“I have enjoyed coming here as it is a proper art studio. If you had asked me about whether I liked art ten years ago, I would have said that I wasn't interested. The art group gets me up and out of the house and I really enjoy
being part of it. We can have a laugh, a joke, a talk and do art.” Trevor, Street Level Arts.
“It's been a privilege to be part of projects at Watts. It is a nice environment that gives you the freedom to express
yourself. Not to forget the friendly staff that motivate us.” Rosario, Street Level Arts. “I have gained confidence in myself by being able to express myself through my work.” Tania, HMP Send.
“Watts Gallery has given me the opportunity to build up a portfolio that I hope I will be able to use in the future to go to university.

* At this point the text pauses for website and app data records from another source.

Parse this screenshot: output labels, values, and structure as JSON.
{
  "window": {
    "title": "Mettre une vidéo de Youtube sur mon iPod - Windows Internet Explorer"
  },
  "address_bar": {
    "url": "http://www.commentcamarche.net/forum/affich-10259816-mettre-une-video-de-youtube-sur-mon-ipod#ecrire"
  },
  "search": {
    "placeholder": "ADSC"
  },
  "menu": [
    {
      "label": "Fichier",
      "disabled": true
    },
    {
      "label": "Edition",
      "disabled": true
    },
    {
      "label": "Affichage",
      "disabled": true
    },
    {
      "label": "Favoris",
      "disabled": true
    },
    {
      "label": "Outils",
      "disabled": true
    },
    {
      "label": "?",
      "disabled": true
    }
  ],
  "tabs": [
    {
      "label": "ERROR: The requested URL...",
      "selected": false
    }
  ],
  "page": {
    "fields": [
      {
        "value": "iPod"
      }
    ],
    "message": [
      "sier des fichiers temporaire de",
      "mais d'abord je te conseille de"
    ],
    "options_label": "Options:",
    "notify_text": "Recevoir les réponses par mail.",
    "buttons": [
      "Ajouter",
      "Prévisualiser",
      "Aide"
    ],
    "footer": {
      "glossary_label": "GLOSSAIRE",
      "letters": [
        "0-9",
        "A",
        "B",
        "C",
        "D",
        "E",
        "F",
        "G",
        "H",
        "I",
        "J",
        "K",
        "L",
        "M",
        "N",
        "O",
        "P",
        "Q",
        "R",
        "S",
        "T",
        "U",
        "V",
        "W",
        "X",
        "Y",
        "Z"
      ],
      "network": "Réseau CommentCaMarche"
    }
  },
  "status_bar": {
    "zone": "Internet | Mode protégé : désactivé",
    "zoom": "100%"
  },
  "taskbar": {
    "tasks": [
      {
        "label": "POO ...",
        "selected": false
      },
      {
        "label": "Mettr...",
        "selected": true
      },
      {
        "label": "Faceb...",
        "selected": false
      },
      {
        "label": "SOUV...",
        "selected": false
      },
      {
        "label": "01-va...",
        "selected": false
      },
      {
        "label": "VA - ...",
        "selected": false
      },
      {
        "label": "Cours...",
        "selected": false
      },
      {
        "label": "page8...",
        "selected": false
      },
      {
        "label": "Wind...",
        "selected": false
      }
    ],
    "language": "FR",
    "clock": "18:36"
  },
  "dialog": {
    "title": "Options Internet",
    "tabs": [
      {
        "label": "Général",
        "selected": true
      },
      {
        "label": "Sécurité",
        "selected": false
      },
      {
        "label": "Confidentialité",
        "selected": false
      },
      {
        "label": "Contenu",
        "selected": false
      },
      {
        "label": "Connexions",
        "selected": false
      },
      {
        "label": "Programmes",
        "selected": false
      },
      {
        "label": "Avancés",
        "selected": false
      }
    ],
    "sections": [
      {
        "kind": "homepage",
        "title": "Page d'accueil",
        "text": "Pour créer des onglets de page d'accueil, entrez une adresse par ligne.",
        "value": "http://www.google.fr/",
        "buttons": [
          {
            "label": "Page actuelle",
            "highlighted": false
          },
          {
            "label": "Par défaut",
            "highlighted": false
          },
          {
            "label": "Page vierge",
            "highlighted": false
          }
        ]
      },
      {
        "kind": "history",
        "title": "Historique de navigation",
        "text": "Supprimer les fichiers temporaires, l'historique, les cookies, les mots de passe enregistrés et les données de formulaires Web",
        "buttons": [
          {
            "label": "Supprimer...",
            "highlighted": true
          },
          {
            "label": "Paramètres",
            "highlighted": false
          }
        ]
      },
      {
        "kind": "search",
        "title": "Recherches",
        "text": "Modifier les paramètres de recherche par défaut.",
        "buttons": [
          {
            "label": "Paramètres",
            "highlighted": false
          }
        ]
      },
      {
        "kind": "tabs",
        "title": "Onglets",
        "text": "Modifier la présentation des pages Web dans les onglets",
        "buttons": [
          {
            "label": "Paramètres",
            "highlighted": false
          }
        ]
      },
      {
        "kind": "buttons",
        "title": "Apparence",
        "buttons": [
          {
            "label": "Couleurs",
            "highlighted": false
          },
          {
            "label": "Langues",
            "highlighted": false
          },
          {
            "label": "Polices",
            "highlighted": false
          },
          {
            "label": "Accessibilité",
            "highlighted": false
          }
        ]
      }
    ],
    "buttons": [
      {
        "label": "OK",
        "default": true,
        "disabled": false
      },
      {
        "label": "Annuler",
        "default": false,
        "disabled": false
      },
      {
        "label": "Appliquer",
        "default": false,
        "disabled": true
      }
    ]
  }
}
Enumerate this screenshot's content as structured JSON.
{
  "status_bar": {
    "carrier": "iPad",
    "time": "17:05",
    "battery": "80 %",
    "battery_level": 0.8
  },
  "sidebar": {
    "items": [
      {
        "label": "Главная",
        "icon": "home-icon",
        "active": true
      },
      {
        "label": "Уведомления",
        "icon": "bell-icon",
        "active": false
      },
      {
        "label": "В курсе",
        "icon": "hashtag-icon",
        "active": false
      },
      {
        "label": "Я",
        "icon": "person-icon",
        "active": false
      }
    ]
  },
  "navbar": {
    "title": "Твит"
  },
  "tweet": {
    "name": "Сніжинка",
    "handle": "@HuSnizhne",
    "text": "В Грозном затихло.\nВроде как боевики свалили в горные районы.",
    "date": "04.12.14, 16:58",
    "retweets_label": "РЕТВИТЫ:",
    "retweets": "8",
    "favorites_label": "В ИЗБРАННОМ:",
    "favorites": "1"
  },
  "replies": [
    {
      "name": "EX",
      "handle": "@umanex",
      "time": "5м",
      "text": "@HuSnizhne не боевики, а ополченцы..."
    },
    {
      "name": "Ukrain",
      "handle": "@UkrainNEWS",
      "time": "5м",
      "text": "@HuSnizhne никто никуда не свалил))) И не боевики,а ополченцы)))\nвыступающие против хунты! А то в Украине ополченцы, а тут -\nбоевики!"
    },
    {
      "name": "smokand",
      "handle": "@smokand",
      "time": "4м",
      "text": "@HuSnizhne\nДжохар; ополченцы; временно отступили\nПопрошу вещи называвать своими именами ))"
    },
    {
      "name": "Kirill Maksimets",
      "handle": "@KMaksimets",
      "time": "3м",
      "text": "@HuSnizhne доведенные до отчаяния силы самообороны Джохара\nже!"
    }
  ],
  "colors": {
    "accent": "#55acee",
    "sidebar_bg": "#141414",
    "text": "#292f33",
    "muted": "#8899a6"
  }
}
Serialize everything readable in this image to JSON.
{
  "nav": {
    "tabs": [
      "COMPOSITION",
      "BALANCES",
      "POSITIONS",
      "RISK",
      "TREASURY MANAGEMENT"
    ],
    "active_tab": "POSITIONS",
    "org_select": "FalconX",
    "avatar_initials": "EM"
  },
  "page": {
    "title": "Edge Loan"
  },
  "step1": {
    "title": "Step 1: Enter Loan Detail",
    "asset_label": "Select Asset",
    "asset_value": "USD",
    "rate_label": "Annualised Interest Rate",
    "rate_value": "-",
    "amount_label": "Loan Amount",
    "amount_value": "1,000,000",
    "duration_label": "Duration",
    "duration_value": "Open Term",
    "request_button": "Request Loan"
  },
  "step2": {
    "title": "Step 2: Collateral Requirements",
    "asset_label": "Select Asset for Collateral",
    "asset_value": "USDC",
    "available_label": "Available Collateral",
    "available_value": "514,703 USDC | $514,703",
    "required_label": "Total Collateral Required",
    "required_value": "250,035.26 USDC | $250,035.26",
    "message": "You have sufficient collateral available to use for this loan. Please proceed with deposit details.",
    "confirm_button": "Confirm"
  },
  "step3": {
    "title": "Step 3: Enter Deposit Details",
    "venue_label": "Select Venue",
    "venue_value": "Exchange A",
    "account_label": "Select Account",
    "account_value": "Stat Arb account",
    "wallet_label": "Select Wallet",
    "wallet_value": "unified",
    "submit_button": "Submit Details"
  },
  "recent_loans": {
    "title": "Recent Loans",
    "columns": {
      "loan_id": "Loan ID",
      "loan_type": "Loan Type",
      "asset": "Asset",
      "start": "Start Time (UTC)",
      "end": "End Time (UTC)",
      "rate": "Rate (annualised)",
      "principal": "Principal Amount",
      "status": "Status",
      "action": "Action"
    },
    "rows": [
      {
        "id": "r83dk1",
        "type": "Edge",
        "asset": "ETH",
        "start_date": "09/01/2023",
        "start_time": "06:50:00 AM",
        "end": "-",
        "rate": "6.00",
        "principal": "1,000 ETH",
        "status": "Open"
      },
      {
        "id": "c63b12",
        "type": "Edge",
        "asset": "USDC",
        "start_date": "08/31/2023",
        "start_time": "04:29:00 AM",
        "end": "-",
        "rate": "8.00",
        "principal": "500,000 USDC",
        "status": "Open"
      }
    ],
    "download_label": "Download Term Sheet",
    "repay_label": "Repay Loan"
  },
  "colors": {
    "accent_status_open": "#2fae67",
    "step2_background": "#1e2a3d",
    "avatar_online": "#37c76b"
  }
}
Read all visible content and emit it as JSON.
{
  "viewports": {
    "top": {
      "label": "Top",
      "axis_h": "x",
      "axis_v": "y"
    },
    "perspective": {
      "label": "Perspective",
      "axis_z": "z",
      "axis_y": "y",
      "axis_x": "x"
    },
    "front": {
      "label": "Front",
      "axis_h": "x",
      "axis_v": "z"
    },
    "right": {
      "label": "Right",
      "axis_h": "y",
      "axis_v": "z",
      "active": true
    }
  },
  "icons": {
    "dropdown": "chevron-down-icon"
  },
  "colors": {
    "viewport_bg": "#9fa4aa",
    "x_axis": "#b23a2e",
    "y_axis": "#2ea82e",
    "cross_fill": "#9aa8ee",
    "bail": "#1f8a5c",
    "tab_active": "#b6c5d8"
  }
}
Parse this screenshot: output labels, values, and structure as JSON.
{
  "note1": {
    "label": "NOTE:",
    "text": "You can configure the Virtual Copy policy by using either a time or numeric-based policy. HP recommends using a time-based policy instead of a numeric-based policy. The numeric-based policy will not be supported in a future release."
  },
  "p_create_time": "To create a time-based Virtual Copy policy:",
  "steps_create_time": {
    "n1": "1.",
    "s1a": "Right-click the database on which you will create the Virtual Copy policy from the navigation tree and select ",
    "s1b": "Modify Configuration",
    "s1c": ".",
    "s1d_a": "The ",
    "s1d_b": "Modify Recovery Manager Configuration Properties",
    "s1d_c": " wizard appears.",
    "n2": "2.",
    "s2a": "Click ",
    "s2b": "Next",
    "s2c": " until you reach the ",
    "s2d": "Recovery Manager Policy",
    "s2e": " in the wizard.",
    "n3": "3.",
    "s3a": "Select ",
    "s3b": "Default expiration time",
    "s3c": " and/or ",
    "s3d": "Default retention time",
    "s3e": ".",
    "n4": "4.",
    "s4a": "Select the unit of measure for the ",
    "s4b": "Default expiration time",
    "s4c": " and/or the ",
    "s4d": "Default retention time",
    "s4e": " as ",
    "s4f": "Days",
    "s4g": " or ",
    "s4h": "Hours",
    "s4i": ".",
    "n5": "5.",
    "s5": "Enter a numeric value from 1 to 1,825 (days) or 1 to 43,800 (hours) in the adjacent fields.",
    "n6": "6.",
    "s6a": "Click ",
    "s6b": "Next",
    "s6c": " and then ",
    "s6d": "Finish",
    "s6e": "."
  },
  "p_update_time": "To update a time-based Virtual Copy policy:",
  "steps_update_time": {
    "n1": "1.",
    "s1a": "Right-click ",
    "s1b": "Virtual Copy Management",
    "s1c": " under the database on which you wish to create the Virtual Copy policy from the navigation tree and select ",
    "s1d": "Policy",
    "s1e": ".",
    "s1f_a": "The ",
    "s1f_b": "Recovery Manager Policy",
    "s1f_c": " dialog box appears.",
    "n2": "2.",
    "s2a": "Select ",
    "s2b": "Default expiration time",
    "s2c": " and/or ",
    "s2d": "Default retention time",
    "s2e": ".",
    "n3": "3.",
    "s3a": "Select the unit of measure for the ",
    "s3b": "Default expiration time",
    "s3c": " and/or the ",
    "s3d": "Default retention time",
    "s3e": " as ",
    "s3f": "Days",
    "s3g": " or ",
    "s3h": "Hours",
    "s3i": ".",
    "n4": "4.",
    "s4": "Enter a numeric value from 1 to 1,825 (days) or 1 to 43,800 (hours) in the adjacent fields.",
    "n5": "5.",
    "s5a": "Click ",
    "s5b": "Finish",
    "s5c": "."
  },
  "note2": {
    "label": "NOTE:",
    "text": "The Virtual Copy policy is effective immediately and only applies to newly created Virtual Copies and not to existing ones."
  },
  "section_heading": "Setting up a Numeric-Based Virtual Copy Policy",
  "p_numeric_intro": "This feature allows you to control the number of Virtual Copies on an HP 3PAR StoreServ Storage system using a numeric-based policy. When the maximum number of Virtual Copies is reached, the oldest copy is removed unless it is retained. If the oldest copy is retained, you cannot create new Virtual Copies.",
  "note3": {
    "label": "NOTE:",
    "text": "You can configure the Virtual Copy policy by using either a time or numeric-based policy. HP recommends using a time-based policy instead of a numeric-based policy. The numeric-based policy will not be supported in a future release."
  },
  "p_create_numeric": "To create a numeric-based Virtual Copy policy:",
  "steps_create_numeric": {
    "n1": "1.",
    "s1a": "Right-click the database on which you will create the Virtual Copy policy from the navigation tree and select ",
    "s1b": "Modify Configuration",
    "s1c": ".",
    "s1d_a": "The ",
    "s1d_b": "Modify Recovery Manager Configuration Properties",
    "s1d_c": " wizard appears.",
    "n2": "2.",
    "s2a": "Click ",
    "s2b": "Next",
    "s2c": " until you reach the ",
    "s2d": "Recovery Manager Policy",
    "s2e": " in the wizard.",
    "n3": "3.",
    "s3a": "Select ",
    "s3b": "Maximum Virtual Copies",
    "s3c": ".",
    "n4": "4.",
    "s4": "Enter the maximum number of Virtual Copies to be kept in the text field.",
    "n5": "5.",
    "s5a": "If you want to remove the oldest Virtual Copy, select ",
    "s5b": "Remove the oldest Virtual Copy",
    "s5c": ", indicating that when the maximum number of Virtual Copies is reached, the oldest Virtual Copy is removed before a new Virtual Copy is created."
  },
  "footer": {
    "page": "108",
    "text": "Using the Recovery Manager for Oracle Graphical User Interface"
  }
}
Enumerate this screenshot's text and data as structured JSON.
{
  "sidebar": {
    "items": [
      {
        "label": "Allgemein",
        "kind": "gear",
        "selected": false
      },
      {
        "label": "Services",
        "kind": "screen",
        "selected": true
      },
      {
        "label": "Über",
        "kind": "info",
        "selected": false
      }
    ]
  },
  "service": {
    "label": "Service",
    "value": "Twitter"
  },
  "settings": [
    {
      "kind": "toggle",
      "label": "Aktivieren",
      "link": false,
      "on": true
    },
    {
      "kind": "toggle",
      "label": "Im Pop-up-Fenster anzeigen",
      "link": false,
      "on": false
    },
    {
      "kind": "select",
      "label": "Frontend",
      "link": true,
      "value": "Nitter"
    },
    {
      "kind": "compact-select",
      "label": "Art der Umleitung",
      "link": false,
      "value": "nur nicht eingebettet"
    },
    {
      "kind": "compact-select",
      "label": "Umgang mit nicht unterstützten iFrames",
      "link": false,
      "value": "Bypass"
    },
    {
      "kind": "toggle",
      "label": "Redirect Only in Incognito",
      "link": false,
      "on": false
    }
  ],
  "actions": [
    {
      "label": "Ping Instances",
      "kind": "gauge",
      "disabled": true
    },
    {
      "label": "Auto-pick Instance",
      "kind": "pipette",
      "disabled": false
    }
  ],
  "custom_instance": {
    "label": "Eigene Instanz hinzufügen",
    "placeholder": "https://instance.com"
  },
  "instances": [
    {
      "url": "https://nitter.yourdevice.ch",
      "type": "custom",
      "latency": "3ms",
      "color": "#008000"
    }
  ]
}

Not only has taking part in the Big Issues project allowed me to explore who I am as an artist it
has given me the opportunity to be picked to have my work exhibited at the Mall Galleries.” Dena, HMP Send.
“These classes have introduced is to so many ways to express ourselves. My eyes have been opened to endless possibilities. I am grateful to all the very special staff and helpers who have given us so much time and patient encouragement. Watts Gallery really is a magical place where everyone is welcome, and I am sure that George and Mary Watts would be thrilled to see what is happening and what is being created here, as we are thrilled to be
invited as participants.” Sue, Cellar Art Group.
“Watts - where would we be without you? Thank you so much for your support, the materials, the advice. Visiting artists are wonderful. Most of all for your attitude to us, we are 'normal people' and when you have visited us you
have made us feel 'normal’.” Susanna, HMP Send
WATTS GALLERY, DOWN LANE, COMPTON, SURREY, GU3 1DQ OPENING:
11am – 5pm
CLOSED (except Bank Holidays) TUESDAY – SUNDAY MONDAY SUNDAY. ADMISSION TO THE BIG ISSUES EXHIBITION IS FREE AND OPEN MONDAY - ADMISSION TO WATTS GALLERY: ADULTS CHILDREN16 & UNDER STUDENTS TUESDAYS FRIENDS OF WATTS GALLERY
£7.50 FREE FREE £3.75 £3.75
PUBLIC INFORMATION: www.wattsgallery.org.uk 01483 810235 GALLERY DIFFERENT, PERCY STREET, LONDON, WIT 1DR OPENING: Tue, Wed, Fri 10:30am - 6pm Thu 10:30am - 8pm Sat 11am - 5pm
Sun + Mon Closed ADMISSION TO GALLERY DIFFERENT: Free entry
PUBLIC INFORMATION: www.gallerydifferent.co.uk 0207 637 3775